- [Task item] With the images set aside, retype every record below character for character.

[Excerpts from an interface dataset]

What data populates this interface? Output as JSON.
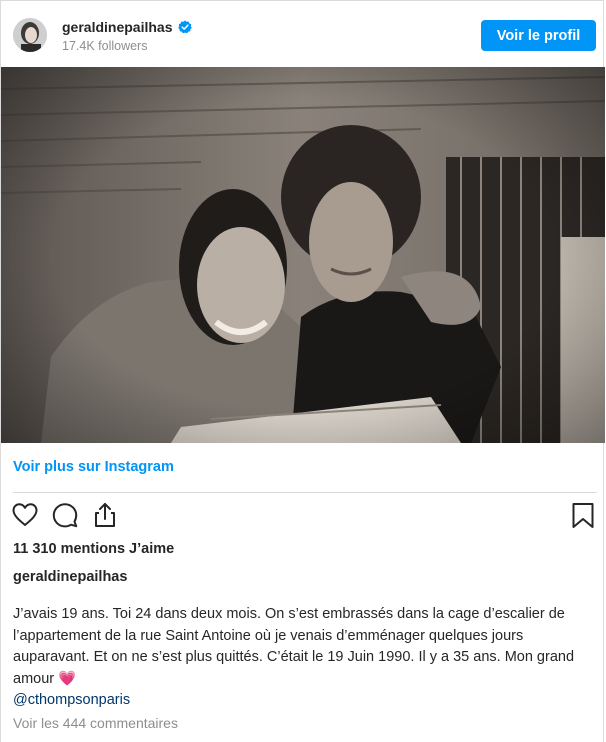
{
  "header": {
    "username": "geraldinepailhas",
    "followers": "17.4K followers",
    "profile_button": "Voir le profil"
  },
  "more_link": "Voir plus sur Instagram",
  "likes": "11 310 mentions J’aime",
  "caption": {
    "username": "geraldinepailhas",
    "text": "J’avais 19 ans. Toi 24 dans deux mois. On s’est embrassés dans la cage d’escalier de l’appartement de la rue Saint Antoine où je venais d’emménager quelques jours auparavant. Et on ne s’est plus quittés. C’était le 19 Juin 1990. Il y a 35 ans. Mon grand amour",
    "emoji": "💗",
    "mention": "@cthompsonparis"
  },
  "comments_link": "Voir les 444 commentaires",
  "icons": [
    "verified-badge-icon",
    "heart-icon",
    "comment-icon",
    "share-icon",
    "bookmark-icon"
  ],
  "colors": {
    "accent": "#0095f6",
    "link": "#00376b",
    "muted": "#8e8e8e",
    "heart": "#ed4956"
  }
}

- [Answer box]
What data populates this interface? Output as JSON.
{
  "header": {
    "username": "geraldinepailhas",
    "followers": "17.4K followers",
    "profile_button": "Voir le profil"
  },
  "more_link": "Voir plus sur Instagram",
  "likes": "11 310 mentions J’aime",
  "caption": {
    "username": "geraldinepailhas",
    "text": "J’avais 19 ans. Toi 24 dans deux mois. On s’est embrassés dans la cage d’escalier de l’appartement de la rue Saint Antoine où je venais d’emménager quelques jours auparavant. Et on ne s’est plus quittés. C’était le 19 Juin 1990. Il y a 35 ans. Mon grand amour",
    "emoji": "💗",
    "mention": "@cthompsonparis"
  },
  "comments_link": "Voir les 444 commentaires",
  "icons": [
    "verified-badge-icon",
    "heart-icon",
    "comment-icon",
    "share-icon",
    "bookmark-icon"
  ],
  "colors": {
    "accent": "#0095f6",
    "link": "#00376b",
    "muted": "#8e8e8e",
    "heart": "#ed4956"
  }
}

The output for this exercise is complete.